Bankruptcy settlement would give Purdue Pharma a free pass
Those responsible for the scourge of opioid addiction that has ravaged communities in Washington and across the country must be held accountable.
Anyone who knowingly contributed to this irresponsible distribution should suffer the consequences, not get a free pass.
But that’s exactly what a proposed bankruptcy settlement would offer OxyContin maker Purdue Pharma, its wealthy owners and associates. Those seeking compensation and remedies for death and injury have until July 14 to decide whether to vote for the plan, approved by a federal bankruptcy judge last week. They should decline.
Under the 499-page proposal, the Sackler family would relinquish control of the business and pay $ 4.5 billion to fund opioid treatment and mitigation over nearly a decade. But money comes at too high a price: blanket immunity for dozens of the Sackler family, including business owners and directors, and hundreds of businesses, trusts, consultants and others. associates, for the damage caused when communities were inundated with their addictive drugs. .
Last fall, the company pleaded guilty to federal criminal charges for facilitating the prescribing of Purdue’s extended-release opioid products – OxyContin, Butrans and Hysingla – without a legitimate medical purpose and in violation of federal pot law. of-wine. Members of the Sackler family maintain that they have personally done nothing wrong. If so, they should rejoice in the opportunity to prove their innocence, not looking for a way out essentially of trouble – not least in a specialized court that usually doesn’t focus on injury and damage. , but on the negotiation of agreements between creditors and debtors. who cannot pay their bills.
This exceptionally complicated bankruptcy has always been about more than money. Purdue filed for Chapter 11 bankruptcy protection in 2019, in part, to avoid thousands of civil suits and cases filed by two dozen state attorneys general.
Washington Attorney General Bob Ferguson is disappointed. “I have filed a lawsuit against Purdue Pharma to hold the company accountable for its role in fueling the opioid epidemic,” he said via email after the judge’s approval. “This responsibility must include the Sackler family, who made billions of dollars as Washington families suffered.
“A legal shield denies Washingtonians the responsibility that survivors and families deserve.”

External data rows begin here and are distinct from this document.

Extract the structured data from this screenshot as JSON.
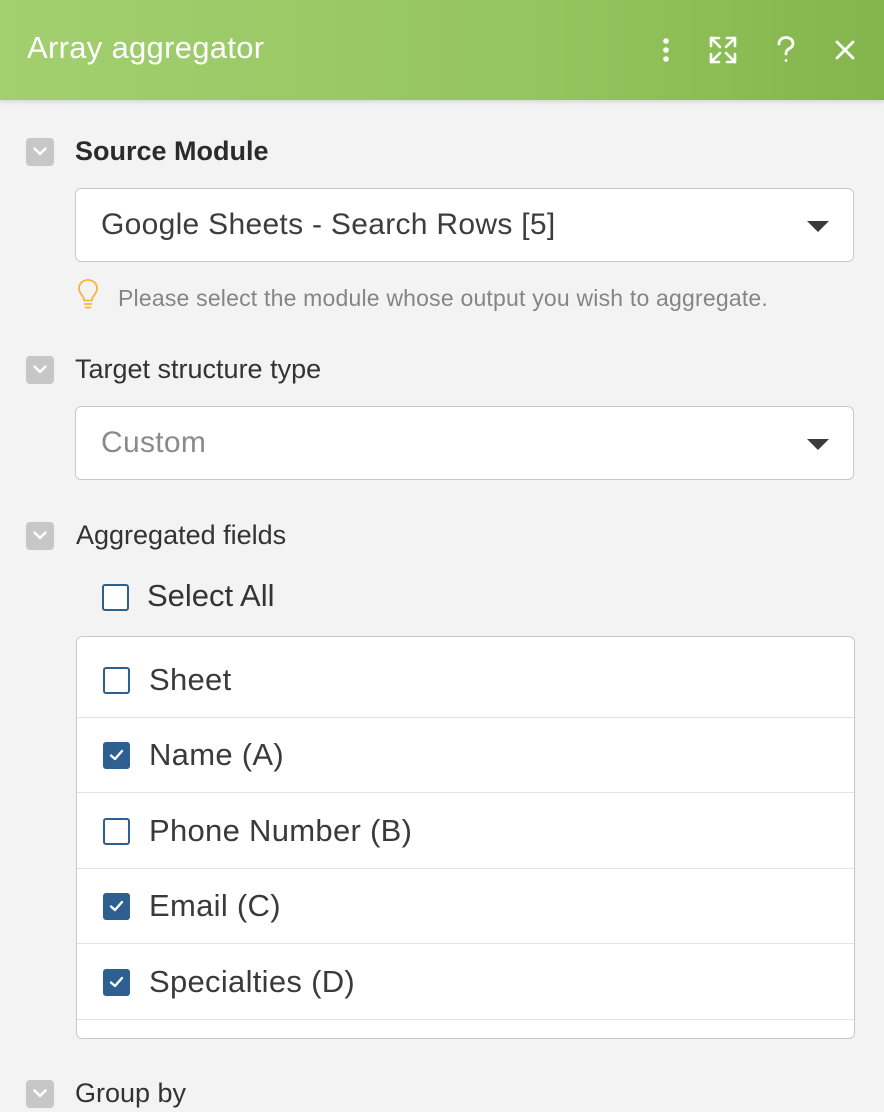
{
  "header": {
    "title": "Array aggregator",
    "accent_color": "#95c55e",
    "icons": [
      "more-vertical-icon",
      "expand-icon",
      "help-icon",
      "close-icon"
    ]
  },
  "source_module": {
    "label": "Source Module",
    "value": "Google Sheets - Search Rows [5]",
    "hint_icon": "lightbulb-icon",
    "hint": "Please select the module whose output you wish to aggregate."
  },
  "target_structure": {
    "label": "Target structure type",
    "value": "Custom"
  },
  "aggregated_fields": {
    "label": "Aggregated fields",
    "select_all_label": "Select All",
    "select_all_checked": false,
    "fields": [
      {
        "label": "Sheet",
        "checked": false
      },
      {
        "label": "Name (A)",
        "checked": true
      },
      {
        "label": "Phone Number (B)",
        "checked": false
      },
      {
        "label": "Email (C)",
        "checked": true
      },
      {
        "label": "Specialties (D)",
        "checked": true
      }
    ]
  },
  "group_by": {
    "label": "Group by"
  },
  "colors": {
    "checkbox": "#2d5f91",
    "toggle": "#c7c7c7",
    "background": "#f3f3f3"
  }
}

No legal process can erase the heartbreak over the country’s prescription opioid epidemic or bring back lost parents, children, neighbors and other loved ones. But preventing civil lawsuits that seek the truth about who is responsible for this death and destruction only compounds the pain.